I feel a bit of a kinship with Robert Wright, the author of the recently published book “Why Buddhism is True.”
Roughly a decade or so ago, Wright also published a book titled “The Evolution of God,” which complemented another superb book published at roughly the same time: “Where Good Ideas Come From: The Natural History of Innovation” by Steven Berlin Johnson.
The two books helped me gain a keen insight into how human experiences and insights have been networked through language, writing and, more recently, digital technology, and uploaded into a kind of cloud that I’ve come to call the “Noncorporeal Human Exoskeleton.”
But I feel a special bond with Mr. Wright, having experienced a religious upbringing and pilgrimage quite similar to his. As a teenager, he was converted by a fiery but charismatic Southern Baptist evangelist named Homer Martinez, who also passed through my boyhood church in the late 70’s.
Wright and I seem to have undergone similar epiphanies. Wright abandoned his Southern Baptist religious legacy long ago for a largely secular worldview that has taken on discernibly Buddhist hues.
As he sees it, human beings have been hardwired by evolution not to be satisfied. Excuse me if I’m mangling the teachings of Darwin, but evolution, in a manner of speaking, strives to keep us unsatisfied so that, in the course of which, we continue to, well, strive. And amidst all this perpetual striving, happiness remains elusive. Many of us spend a lifetime never seeming to achieve happiness or anything approaching it.
We crave things, but once we attain them, our happiness seems fleeing, and we’re left striving to acquire or achieve the next thing.
Wright contends in his book that the ancient teachings and practices of Buddha can provide a healing balm for this restiveness.
As Wright observes in a recent NPR interview: “I think of mindfulness meditation as almost a rebellion against natural selection,” he says. “Natural selection is the process that created us. It gave us our values. It sets our agenda, and Buddhism says, ‘We don’t have to play this game.’ ”
My own journey, which I would describe as a secular rather than a spiritual one, involved reconciling my Christian cultural inheritance with the cognitive behavioral techniques I developed in my late 20’s to rewire my brain to cope with the effects of a rather debilitating anxiety disorder. And much of this involved coming to terms with the reality that many of the things in life that can’t be resolved simply must be endured.
I owe my insights to three teachers: Dr. Claire Weekes, an Australian physician and general practitioner who wrote a series of books that emphasized the value of cognitive techniques in overcoming nervous illness; Dr. M. Scott Peck, a psychiatrist who is best known for his bestselling book The Road Less Traveled; and finally but certainly not least, Dr. Viktor Frankl, the founder of logotherapy and author of Man’s Search for Meaning.
I suppose my exposure to these three individuals and their teachings amounted to something akin to an epiphany, resembling in some respects the insights that Wright has acquired in the course of his own pilgrimage.
They helped me understand that life was a difficult and often heart-rending journey, as Peck relates in this first sentence of The Road Less Traveled.
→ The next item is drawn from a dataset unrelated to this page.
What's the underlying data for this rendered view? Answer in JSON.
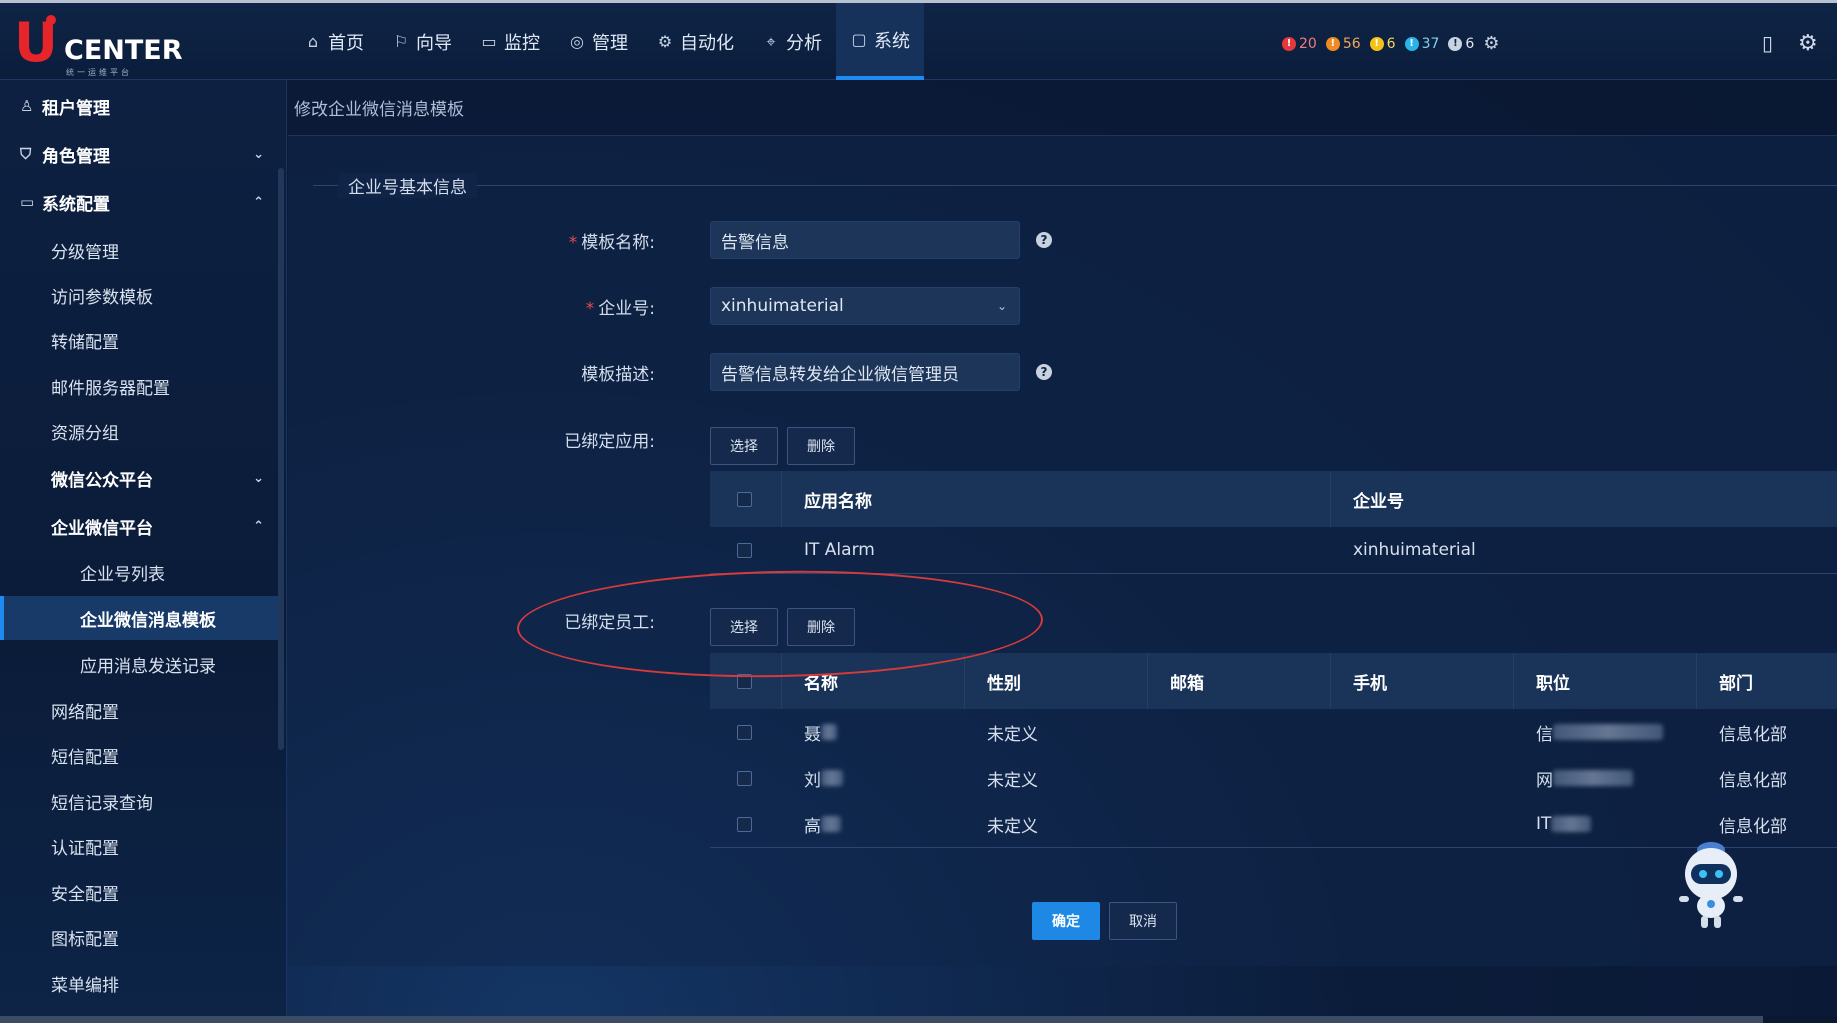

In a real sense, my Southern Baptist upbringing had insulated me from this vital truth. My exposure to these three people helped me understand that religion, particularly fundamentalist religion, often blinded people to life’s hard, incontrovertible truth.
I had come to regard my conservative Christian faith as a sort of lucky rabbit’s foot. Instead of coming to term with the hard truths of life – a hallmark of adulthood – I always assumed that a close, personalized relationship with a deity would somehow cordon off all the sadness, disappointment and random tragedy bound up with human existence. To put it bluntly, I practiced a form of faith that was inherently neurotic.
I finally became an adult when I was able not only to view life but also to embrace it in all of its damnable complexity – all of its sublime beauty inextricably bound up in its random, unfathomable injustice and ugliness.
Somewhere along this journey, I, like Wright, also learned that something approaching happiness was achieved by learning how not to be spooked by the emotional reactions to stimuli that we have acquired through eons of evolutionary hard wiring.
I can’t say that my life journey took a Buddhist turn, as Wright’s apparently has. Mine has assumed a form that, while respectful of its Christian influences, is largely secular, though it remains open to and respectful of the potential for spirituality.